Mental health therapies can also help to shape our thoughts patterns and behaviours to focus on gratitude and to promote happiness and a peaceful co-existence within our own communities. If we focus our mindset on doing good for ourselves and others, then we will have what it takes to accomplish the endeavors in our lives and in the lives of others.
Research Into Gratitude & It’s Effects On The Body And Mind
With the rise of managed health care, which emphasises cost-efficiency and brevity, mental health professionals have had to confront this burning question: How can they help patients and service users derive the greatest possible benefit from treatments and therapies in the shortest amount of time?

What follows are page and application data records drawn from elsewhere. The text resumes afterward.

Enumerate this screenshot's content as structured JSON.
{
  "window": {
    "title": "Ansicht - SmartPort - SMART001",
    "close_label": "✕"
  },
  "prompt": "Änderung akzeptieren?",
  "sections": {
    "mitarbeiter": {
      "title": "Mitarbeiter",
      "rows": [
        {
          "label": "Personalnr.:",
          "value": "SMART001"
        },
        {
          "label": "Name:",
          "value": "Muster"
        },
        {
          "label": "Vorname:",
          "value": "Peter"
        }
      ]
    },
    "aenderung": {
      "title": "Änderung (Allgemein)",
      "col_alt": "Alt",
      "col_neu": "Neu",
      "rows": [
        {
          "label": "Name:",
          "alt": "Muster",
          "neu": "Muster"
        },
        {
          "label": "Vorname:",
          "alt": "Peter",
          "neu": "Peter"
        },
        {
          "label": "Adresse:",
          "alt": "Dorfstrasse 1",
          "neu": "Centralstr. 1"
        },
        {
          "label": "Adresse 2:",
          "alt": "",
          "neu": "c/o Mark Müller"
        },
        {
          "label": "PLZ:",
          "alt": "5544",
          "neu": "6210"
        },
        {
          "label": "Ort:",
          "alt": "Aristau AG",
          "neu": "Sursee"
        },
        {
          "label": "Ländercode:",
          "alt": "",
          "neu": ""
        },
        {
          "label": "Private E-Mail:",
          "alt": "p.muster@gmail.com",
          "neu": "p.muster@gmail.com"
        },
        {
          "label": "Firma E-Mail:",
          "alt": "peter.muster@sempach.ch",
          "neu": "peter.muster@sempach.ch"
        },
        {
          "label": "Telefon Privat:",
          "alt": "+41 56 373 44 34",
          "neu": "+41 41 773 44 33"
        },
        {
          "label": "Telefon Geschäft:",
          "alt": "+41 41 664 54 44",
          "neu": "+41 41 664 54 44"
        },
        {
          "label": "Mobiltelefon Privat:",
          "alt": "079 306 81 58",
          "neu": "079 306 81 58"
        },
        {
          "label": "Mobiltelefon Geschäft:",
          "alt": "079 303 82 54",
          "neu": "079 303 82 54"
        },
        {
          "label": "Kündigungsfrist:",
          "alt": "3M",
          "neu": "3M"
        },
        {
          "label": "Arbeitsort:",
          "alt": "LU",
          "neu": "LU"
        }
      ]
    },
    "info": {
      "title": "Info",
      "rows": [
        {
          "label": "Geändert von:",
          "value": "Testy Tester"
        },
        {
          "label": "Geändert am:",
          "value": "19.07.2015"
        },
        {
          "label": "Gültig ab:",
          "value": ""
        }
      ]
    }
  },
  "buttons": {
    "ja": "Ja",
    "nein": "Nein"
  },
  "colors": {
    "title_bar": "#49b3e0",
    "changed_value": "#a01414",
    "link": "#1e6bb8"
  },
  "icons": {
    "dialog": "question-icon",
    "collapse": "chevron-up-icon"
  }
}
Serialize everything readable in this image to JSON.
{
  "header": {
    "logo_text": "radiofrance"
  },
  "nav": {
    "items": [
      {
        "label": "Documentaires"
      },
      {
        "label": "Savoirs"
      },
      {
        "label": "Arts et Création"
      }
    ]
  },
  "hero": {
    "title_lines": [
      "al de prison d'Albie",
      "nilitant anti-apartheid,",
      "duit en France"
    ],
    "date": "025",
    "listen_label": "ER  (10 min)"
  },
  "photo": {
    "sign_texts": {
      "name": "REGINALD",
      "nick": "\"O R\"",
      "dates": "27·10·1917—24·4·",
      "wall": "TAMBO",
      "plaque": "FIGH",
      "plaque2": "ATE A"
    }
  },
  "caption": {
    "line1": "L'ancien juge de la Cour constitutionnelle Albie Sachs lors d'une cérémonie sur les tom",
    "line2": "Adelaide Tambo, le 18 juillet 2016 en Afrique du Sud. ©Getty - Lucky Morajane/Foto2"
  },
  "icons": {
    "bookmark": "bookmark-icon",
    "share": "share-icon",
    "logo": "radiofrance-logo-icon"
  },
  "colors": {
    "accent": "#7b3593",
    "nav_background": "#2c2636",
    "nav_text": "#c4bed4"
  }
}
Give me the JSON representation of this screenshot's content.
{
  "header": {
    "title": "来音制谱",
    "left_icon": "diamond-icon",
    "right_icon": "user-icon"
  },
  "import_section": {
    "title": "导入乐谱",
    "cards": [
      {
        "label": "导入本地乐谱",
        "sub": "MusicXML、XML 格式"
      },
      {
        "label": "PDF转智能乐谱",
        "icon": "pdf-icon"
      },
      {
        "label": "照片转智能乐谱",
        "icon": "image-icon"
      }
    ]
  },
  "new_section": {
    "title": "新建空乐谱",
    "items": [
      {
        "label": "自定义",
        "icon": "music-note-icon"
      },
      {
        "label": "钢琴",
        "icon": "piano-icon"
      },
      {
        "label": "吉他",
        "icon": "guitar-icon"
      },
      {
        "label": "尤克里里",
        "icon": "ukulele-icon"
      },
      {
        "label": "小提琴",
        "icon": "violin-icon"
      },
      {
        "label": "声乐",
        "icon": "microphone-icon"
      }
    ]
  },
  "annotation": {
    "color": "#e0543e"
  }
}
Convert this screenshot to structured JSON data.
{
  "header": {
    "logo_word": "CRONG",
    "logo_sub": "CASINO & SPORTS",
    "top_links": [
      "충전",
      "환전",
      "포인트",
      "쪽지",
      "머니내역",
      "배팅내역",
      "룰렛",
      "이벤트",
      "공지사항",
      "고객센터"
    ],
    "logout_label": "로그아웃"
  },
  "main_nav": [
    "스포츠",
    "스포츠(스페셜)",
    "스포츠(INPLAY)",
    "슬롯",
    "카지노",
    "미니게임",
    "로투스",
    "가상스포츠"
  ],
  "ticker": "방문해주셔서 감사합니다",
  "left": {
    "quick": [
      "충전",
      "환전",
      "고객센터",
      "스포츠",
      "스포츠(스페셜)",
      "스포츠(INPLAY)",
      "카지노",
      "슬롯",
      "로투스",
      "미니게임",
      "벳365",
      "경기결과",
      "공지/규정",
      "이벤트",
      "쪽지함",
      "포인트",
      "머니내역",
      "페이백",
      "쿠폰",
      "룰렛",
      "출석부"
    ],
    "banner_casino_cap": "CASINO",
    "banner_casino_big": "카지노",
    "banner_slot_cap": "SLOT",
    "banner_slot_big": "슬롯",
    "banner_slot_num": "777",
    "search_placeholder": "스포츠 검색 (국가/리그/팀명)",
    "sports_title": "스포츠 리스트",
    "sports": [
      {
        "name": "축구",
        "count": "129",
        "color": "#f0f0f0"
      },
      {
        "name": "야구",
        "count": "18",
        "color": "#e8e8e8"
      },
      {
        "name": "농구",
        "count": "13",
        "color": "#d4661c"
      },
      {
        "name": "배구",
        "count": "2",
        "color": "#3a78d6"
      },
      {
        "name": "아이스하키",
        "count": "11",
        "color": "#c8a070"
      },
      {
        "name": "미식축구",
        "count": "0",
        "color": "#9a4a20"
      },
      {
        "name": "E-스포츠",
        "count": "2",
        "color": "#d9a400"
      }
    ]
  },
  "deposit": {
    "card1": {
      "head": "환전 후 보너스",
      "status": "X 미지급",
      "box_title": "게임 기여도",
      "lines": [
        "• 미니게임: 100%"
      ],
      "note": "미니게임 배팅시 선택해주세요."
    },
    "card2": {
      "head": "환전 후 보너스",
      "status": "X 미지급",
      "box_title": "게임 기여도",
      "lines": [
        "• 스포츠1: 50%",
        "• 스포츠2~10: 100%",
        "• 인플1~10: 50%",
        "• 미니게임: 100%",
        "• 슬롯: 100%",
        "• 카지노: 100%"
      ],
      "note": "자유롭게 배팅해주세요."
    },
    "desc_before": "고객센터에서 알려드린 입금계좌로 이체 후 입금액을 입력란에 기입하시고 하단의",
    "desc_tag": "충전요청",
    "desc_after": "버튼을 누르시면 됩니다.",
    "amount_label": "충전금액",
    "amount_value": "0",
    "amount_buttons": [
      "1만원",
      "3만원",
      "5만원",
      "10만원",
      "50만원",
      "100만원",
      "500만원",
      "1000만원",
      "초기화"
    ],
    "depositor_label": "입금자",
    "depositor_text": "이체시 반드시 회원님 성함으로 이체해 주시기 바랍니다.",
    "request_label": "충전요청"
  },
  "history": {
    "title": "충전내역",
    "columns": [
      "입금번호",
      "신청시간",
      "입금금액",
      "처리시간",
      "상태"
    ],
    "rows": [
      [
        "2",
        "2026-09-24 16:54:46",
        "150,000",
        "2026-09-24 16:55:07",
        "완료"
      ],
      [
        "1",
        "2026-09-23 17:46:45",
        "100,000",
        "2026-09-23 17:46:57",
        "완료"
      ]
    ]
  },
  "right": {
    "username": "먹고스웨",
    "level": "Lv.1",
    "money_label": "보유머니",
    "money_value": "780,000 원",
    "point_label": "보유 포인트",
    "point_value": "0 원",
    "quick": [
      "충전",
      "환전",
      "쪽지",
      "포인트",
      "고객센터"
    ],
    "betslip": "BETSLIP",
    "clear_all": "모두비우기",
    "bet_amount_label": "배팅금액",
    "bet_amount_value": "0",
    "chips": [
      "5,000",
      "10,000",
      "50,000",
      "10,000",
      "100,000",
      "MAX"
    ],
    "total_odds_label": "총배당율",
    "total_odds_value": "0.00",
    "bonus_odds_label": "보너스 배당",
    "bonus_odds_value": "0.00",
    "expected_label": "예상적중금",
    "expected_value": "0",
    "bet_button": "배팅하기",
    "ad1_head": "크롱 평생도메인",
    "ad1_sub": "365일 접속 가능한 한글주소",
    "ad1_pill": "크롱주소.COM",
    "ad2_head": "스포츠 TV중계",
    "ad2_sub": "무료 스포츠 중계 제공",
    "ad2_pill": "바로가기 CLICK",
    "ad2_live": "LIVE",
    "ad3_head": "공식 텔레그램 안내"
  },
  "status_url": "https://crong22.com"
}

Recent evidence suggests that a promising approach is to complement psychological counselling with additional activities that are not too taxing for clients, but yield high results. In our research, we have zeroed in on one such activity: the practice of gratitude. Indeed, many studies over the past decade have found that people who consciously count their blessings tend to be happier and less depressed.
The problem is that most research studies on gratitude have been conducted with well-functioning people.
Is Gratitude Beneficial For People Who Struggle With Mental Health & Addiction Concerns? And, If So, How?
Researchers set out to address these questions in a recent research study involving nearly 300 adults, mostly college students who were seeking mental health counselling at a chosen university. They recruited these participants just before they began their first session of counselling, and on average they reported clinically low levels of mental health at the time. The majority of people seeking counselling and other therapeatic services at this university in general struggled with issues related to depression, anxiety and general stress.
They randomly assigned their study participants into three groups. Although all three groups received counselling services, the first group was also instructed to write one letter of gratitude to another person each week for three weeks, whereas the second group was asked to write about their deepest thoughts and feelings about negative experiences. The third group did not do any writing activity at all.
What did they find? Compared with the participants who wrote about negative experiences or only received counselling, those who wrote gratitude letters reported significantly better mental health four weeks and 12 weeks after their writing exercise ended.
This suggests that gratitude writing can be beneficial not just for healthy, well-adjusted individuals, but also for those who struggle with a variety of mental health concerns. In fact, it seems, practicing gratitude on top of receiving psychological counselling and therapy carries greater benefits than just receiving counselling alone, even when that gratitude practice is brief.
And that’s not all. When they dug deeper into their results, they found indications of how gratitude might actually work on the minds and bodies of the participants of the experiment. You can find out what these were by clicking on the link here. However, other research experiments are needed on a bigger scale to see how this collelates with other areas of healthcare such as addiction, chronic pain management and others. You can also read our previous article about creating your own gratitude lists or journals, and how to make the most of them by clicking here.